Most of Snively’s park work was done on his own time, before his official duties began or after they were completed. By his second term, Skyline Parkway was well established, and total park acreage in Duluth had increased from 400 acres to more than 2500 acres. By his third term, when an acre of parkland per one hundred people was considered well off, Duluth topped the U.S. Department of Labor’s park census list with an acre of parkland per forty-one residents.
Many of Mayor Snively’s park and boulevard projects served as sources of employment for out-of-work men. Often, the mayor paid them out of his own pocket. Other times, men would work just for firewood from timber cleared along the boulevard route.
Ironically, for all his road building, Snively never learned to drive an automobile. He’d prefer to walk, but when driving was necessary he’d enlist others to chauffeur him to and from boulevard projects and other city business.
“I drove him everywhere,” said Zelda Overland. “He was scared to death of driving.”
This fear was probably compounded by Snively’s involvement in several auto accidents, both as a pedestrian and a passenger, and by the fact that he was blind in one eye from a botched sinus infection operation. Even when the city council authorized money for a car for the mayor, Snively declined it—and had the money donated to the zoo fund.
Snively never married, remaining a life-long bachelor, but he treated Duluth’s citizens like family. During the 1930s Snively initiated annual picnics at the city zoo for the children of the city’s three orphanages. Local businesses donated food and drink, and free rides were provided by the zoo. Snively personally hosted the yearly event.
It wasn’t unusual for Duluthians to reciprocate. Stories are common of folks inviting the mayor over for a family dinner after a chance meeting around city hall or at a bus stop, and Snively taking them up on the offer.
“He was a man who loved to talk around dinner. And he’d get talking and one thing would lead him to the next and off he’d go talking. If he had a listener, he’d talk.”
In his fifth bid for office Snively was defeated by less than 900 votes.

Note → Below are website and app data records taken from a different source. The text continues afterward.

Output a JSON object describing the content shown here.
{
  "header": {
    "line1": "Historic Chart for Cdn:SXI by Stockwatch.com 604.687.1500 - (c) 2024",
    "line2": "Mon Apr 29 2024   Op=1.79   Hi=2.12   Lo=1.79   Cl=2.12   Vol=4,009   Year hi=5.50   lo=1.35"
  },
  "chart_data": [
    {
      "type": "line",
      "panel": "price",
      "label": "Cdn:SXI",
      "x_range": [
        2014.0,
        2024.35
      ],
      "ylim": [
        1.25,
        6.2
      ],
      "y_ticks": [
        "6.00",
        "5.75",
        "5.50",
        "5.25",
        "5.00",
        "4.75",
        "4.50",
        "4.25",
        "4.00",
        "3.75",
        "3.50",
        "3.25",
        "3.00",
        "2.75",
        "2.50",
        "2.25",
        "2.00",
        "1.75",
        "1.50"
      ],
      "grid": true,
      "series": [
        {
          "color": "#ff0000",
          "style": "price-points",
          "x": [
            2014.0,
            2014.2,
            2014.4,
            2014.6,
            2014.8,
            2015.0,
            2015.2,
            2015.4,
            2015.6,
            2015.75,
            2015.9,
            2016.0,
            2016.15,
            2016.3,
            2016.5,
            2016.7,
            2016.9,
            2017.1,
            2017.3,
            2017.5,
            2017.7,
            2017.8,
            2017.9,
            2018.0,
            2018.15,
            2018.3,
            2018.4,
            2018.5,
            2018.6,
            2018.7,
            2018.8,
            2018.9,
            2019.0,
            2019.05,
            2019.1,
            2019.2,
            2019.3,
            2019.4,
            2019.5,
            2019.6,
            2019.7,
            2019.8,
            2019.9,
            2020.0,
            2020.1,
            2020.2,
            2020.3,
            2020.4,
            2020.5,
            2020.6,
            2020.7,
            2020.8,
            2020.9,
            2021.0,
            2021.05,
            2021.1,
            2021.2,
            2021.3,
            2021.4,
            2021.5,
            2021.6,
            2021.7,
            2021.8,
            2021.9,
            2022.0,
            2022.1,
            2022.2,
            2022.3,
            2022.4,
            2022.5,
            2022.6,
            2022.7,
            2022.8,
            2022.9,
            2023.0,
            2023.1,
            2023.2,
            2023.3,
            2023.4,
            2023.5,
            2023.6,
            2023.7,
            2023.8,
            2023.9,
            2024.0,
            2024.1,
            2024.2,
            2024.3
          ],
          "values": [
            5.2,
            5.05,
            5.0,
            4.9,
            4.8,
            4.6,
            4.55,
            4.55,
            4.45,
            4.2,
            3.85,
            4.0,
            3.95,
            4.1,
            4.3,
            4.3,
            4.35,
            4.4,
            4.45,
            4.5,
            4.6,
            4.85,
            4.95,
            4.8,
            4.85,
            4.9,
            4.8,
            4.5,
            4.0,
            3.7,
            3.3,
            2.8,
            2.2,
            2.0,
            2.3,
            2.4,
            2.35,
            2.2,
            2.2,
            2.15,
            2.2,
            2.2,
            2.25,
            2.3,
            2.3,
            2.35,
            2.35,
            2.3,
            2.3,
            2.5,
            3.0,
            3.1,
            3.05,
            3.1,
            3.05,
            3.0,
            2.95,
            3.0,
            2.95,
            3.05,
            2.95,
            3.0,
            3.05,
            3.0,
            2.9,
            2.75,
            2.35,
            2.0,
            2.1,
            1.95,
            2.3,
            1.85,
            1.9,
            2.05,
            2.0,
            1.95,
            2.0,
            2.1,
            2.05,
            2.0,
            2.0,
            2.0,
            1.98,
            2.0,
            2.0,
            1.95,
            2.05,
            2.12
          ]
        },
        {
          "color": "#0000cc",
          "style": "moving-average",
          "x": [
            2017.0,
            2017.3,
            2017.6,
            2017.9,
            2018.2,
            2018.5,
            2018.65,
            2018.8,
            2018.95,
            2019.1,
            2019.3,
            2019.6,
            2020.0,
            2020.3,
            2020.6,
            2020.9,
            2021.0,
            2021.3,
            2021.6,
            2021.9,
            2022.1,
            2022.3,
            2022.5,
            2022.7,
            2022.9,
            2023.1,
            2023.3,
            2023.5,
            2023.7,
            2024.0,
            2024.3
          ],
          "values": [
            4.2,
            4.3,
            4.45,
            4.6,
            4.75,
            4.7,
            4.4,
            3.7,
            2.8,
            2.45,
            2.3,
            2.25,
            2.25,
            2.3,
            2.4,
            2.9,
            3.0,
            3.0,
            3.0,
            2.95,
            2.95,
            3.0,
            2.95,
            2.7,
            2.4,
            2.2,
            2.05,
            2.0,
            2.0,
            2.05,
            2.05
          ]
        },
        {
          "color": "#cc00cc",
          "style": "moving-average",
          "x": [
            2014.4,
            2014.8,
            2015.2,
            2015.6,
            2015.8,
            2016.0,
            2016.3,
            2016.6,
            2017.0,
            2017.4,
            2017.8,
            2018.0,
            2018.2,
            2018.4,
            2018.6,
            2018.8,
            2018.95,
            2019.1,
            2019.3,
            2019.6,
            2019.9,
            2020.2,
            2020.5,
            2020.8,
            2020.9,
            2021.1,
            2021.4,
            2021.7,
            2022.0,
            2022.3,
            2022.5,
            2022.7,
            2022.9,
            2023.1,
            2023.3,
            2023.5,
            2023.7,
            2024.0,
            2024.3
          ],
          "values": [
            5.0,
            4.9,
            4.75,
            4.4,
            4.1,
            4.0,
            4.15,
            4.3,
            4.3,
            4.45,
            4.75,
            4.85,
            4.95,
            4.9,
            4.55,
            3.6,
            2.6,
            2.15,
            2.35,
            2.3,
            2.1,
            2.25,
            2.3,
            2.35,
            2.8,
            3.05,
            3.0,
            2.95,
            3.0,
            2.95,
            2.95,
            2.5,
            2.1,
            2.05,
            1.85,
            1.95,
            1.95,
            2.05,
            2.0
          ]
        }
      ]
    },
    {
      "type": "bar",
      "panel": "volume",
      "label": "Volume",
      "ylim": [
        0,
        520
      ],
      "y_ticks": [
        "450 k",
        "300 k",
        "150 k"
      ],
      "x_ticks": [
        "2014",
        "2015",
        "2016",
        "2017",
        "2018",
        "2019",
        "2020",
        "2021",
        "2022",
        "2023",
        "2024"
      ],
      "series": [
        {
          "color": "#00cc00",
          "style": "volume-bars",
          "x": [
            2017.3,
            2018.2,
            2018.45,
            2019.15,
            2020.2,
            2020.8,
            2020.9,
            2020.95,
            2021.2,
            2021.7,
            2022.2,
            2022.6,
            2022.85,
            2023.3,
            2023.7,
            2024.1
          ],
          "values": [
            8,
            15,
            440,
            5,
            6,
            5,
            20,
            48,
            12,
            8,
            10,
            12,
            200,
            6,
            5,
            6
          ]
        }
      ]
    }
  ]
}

He was 77 years old. At a testimonial dinner given in the his honor, Judge C.R. Magney said this of the out-going mayor: “He retires with a clear conscience—no one in his 16 years has accused him of dishonesty; no one has ever thought it of him; no inference has ever been given of it.”
Soon after the election, Snively was named as the fourteenth inductee into the Duluth Hall of Fame for his tireless work on the city’s parks and boulevards. But his work on the boulevard really never ended. He was named Superintendent of Boulevards and given a small office in city hall where he’d spend his days poring over maps and figuring out ways to improve the city’s parks and boulevards.
“We’d go by bus out to the zoo and my uncle had a satchel and he carried tools in there,” Doug Overland said. “And I can remember many times he would rake and do some little fixing up. Maybe the rain had come down and washed out a little bit of a part of the path, and he would get his shovel and fix it up.”
Snively died on November 7, 1952, a few weeks short of his 93rd birthday. One of the most photographed men in Duluth’s history, his likeness had graced the pages of a local newspaper two days prior to his death. The picture showed the pioneer Duluthian marking his ballot for the 1952 presidential election.
“He had no ego whatsoever,” said Douglas Overland. “He did have, I’m sure, tremendous pride, you can see it in his writing. But he had no ego. His life was doing things. He just literally didn’t do anything to elevate himself. A very curious man.”